In May 2022, the International Maritime Organization (IMO) announced fresh amendments to the existing FAL Convention. Port authorities, governments, and other regulatory bodies associated with the Maritime trade are deemed to compulsorily follow these rules before 01 January 2024. The mandate suggests and emphasises aspects such as mandatory digitisation, implementation of a Single Window System in every Port, and inculcation of the lessons learnt from the COVID-19 pandemic. Here is a detailed emphasis on the key objectives that IMO is keen on achieving through this mandate.
Emphasis on sustainability
Maritime trade accounts for 4 percent of carbon emissions in the world. In the coming few years, the percentage of emissions is said to touch at least 20 percent. Therefore, IMO believes it is essential to reduce carbon emissions and ensure a sustainable business ecosystem developed around the Maritime trade. Therefore, the amendments carried out by the FAL convention suggest the strict implementation of a Maritime Single Window. Public authorities are deemed to establish, maintain, and use Single Window Systems for the electronic exchange of information required prior to the arrival, stay, and departure of ships in Ports. This will not only improve the efficiency of the Port operations but will also make way for paperless trade and lower fuel consumption by the ships.

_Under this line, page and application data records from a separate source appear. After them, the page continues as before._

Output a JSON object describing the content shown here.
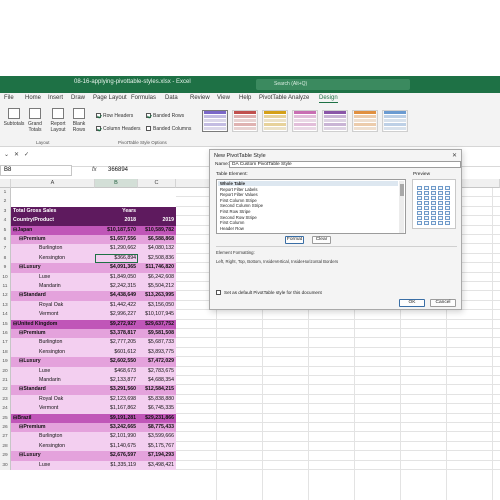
{
  "window": {
    "title": "08-16-applying-pivottable-styles.xlsx  -  Excel",
    "search_placeholder": "Search (Alt+Q)"
  },
  "menu": {
    "tabs": [
      "File",
      "Home",
      "Insert",
      "Draw",
      "Page Layout",
      "Formulas",
      "Data",
      "Review",
      "View",
      "Help",
      "PivotTable Analyze",
      "Design"
    ],
    "active": "Design"
  },
  "ribbon": {
    "subtotals": "Subtotals",
    "grand_totals": "Grand Totals",
    "report_layout": "Report Layout",
    "blank_rows": "Blank Rows",
    "layout_group": "Layout",
    "row_headers": "Row Headers",
    "column_headers": "Column Headers",
    "banded_rows": "Banded Rows",
    "banded_columns": "Banded Columns",
    "options_group": "PivotTable Style Options",
    "style_colors": [
      "#7b68c8",
      "#c0504d",
      "#d4a017",
      "#c86fb3",
      "#8a56a8",
      "#e09040",
      "#6b9bd1"
    ]
  },
  "formula_bar": {
    "name_box": "B8",
    "fx": "fx",
    "value": "366894"
  },
  "columns": [
    "A",
    "B",
    "C"
  ],
  "sheet": {
    "colors": {
      "header_dark": "#5e1a5e",
      "level1": "#c056b8",
      "level2": "#e4a2dc",
      "level3": "#f3cff0",
      "text_dark": "#111111"
    },
    "rows": [
      {
        "n": "1",
        "a": "",
        "b": "",
        "c": "",
        "style": "blank"
      },
      {
        "n": "2",
        "a": "",
        "b": "",
        "c": "",
        "style": "blank"
      },
      {
        "n": "3",
        "a": "Total Gross Sales",
        "b": "Years",
        "c": "",
        "style": "hdr"
      },
      {
        "n": "4",
        "a": "Country/Product",
        "b": "2018",
        "c": "2019",
        "style": "hdr"
      },
      {
        "n": "5",
        "a": "⊟Japan",
        "b": "$10,187,570",
        "c": "$10,589,782",
        "style": "l1"
      },
      {
        "n": "6",
        "a": "⊟Premium",
        "b": "$1,657,556",
        "c": "$6,588,868",
        "style": "l2"
      },
      {
        "n": "7",
        "a": "Burlington",
        "b": "$1,290,662",
        "c": "$4,080,132",
        "style": "l3"
      },
      {
        "n": "8",
        "a": "Kensington",
        "b": "$366,894",
        "c": "$2,508,836",
        "style": "l3"
      },
      {
        "n": "9",
        "a": "⊟Luxury",
        "b": "$4,091,365",
        "c": "$11,746,820",
        "style": "l2"
      },
      {
        "n": "10",
        "a": "Luxe",
        "b": "$1,849,050",
        "c": "$6,242,608",
        "style": "l3"
      },
      {
        "n": "11",
        "a": "Mandarin",
        "b": "$2,242,315",
        "c": "$5,504,212",
        "style": "l3"
      },
      {
        "n": "12",
        "a": "⊟Standard",
        "b": "$4,438,649",
        "c": "$13,263,995",
        "style": "l2"
      },
      {
        "n": "13",
        "a": "Royal Oak",
        "b": "$1,442,422",
        "c": "$3,156,050",
        "style": "l3"
      },
      {
        "n": "14",
        "a": "Vermont",
        "b": "$2,996,227",
        "c": "$10,107,945",
        "style": "l3"
      },
      {
        "n": "15",
        "a": "⊟United Kingdom",
        "b": "$9,272,927",
        "c": "$29,637,752",
        "style": "l1"
      },
      {
        "n": "16",
        "a": "⊟Premium",
        "b": "$3,378,817",
        "c": "$9,581,508",
        "style": "l2"
      },
      {
        "n": "17",
        "a": "Burlington",
        "b": "$2,777,205",
        "c": "$5,687,733",
        "style": "l3"
      },
      {
        "n": "18",
        "a": "Kensington",
        "b": "$601,612",
        "c": "$3,893,775",
        "style": "l3"
      },
      {
        "n": "19",
        "a": "⊟Luxury",
        "b": "$2,602,550",
        "c": "$7,472,029",
        "style": "l2"
      },
      {
        "n": "20",
        "a": "Luxe",
        "b": "$468,673",
        "c": "$2,783,675",
        "style": "l3"
      },
      {
        "n": "21",
        "a": "Mandarin",
        "b": "$2,133,877",
        "c": "$4,688,354",
        "style": "l3"
      },
      {
        "n": "22",
        "a": "⊟Standard",
        "b": "$3,291,560",
        "c": "$12,584,215",
        "style": "l2"
      },
      {
        "n": "23",
        "a": "Royal Oak",
        "b": "$2,123,698",
        "c": "$5,838,880",
        "style": "l3"
      },
      {
        "n": "24",
        "a": "Vermont",
        "b": "$1,167,862",
        "c": "$6,745,335",
        "style": "l3"
      },
      {
        "n": "25",
        "a": "⊟Brazil",
        "b": "$9,191,281",
        "c": "$29,231,866",
        "style": "l1"
      },
      {
        "n": "26",
        "a": "⊟Premium",
        "b": "$3,242,665",
        "c": "$8,775,433",
        "style": "l2"
      },
      {
        "n": "27",
        "a": "Burlington",
        "b": "$2,101,990",
        "c": "$3,599,666",
        "style": "l3"
      },
      {
        "n": "28",
        "a": "Kensington",
        "b": "$1,140,675",
        "c": "$5,175,767",
        "style": "l3"
      },
      {
        "n": "29",
        "a": "⊟Luxury",
        "b": "$2,676,597",
        "c": "$7,194,293",
        "style": "l2"
      },
      {
        "n": "30",
        "a": "Luxe",
        "b": "$1,335,119",
        "c": "$3,498,421",
        "style": "l3"
      }
    ]
  },
  "dialog": {
    "title": "New PivotTable Style",
    "close": "✕",
    "name_label": "Name:",
    "name_value": "DA Custom PivotTable Style",
    "table_element_label": "Table Element:",
    "elements": [
      "Whole Table",
      "Report Filter Labels",
      "Report Filter Values",
      "First Column Stripe",
      "Second Column Stripe",
      "First Row Stripe",
      "Second Row Stripe",
      "First Column",
      "Header Row"
    ],
    "selected_element": "Whole Table",
    "preview_label": "Preview",
    "format_button": "Format",
    "clear_button": "Clear",
    "element_formatting_label": "Element Formatting:",
    "element_formatting_value": "Left, Right, Top, Bottom, InsideVertical, InsideHorizontal Borders",
    "default_checkbox": "Set as default PivotTable style for this document",
    "ok_button": "OK",
    "cancel_button": "Cancel"
  }
}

Standardising data submission
According to a recent study, nearly 85 per cent of vessel operators across the globe are facing challenges on a lack of standardised data submission to Ports, Maritime authorities, Customs, and other Government agencies. With differing vessel data and clearance processes at each Port; manual & duplicate data entry still impedes information quality and operational efficiency for Shipping Lines. A Single Window System, as mandated by IMO, will allow Shipping Line Operators/vessel agents to submit all vessel-related data prior to arrival-stay-departure to the Port and Maritime/Regulatory Authorities in a harmonised way through standard information templates. Moreover, it also ensures that the information submitted is only once and repurposed to the greatest extent possible.
Thwarting illicit trade and Maritime corruption
Customs authorities worldwide often find it challenging to deal with the parallel mandate of Illicit trading as it causes loss of revenue and cargo. In turn, this parallel mandate also leads to operational inefficiencies with a legitimate supply chain. IMO’s FAL Convention addresses this challenge with digitization or a mandatory Single Window System. Technology sets governance of frameworks to counter illicit trade and risk deterrence. A Single Window platform proactively identifies emerging threats with pre-arrival shipment information. It connects all inter-agencies like Customs, Immigration, Port Health, and other border security forces to share information on the arrival-stay-departure of vessels and their cargo so that information discrepancy is null. Moreover, it even prevents the users from tampering with any data/document submitted, thereby preventing malpractices in the trade.
Improvising productivity of berth operations
An ideal Maritime supply chain makes seamless collaboration between Ports, shipping lines, and regulatory authorities to achieve sustainability and optimization of operations. But in reality, this is a gap which all Ports are facing. Vessels keep waiting at the anchorage area on an average of 12-48 hours in order to berth while the berths remain idle because of the non-arrival of scheduled vessels. A Single Window platform allows Ports to improve berth productivity by enabling complete visibility of vessel arrival-stay-departure on a real-time basis with the help of ETA and ATA of the vessel. Based on berth availability, vessels can optimize their speed on all sailing legs and reduce fuel consumption and emissions. Along with improved berth productivity, the Port can promote other benefits, especially in terms of idle time minimisation, which corresponds not only to savings in fuel consumption and bunker cost but also to environmental benefits, in terms of reduced emissions.
Handling another unprecedented situation
The COVID-19 pandemic outbreak is a significant challenge that the entire world never faced in a century. However, it seems the world has learnt very little from the previous disasters. Now, the IMO’s amendment to FAL Convention commands contracting governments and public authorities in every nation to allow ships and Ports to remain fully functional during such situations. Also, it mandates the entire Maritime ecosystem to keep an emergency global supply chain on to ensure all essentials reach the deprived countries on time. Apart from that, public authorities too are asked to designate Port workers and shipping crew as frontline workers during such emergencies.
Will the stakeholders adhere?
The FAL mandate announced before the pandemic saw little participation among the stakeholders. It is believed that only 30 per cent of the Ports worldwide have adhered to the mandate so far. While IMO’s objectives to achieve 360-degree digitisation are well lauded, few stakeholders are considering it seriously. The reason for non-adherence is often driven by heavy financial investment. Hence, the regulator needs to facilitate a cost-effective solution which becomes acceptable to all stakeholders.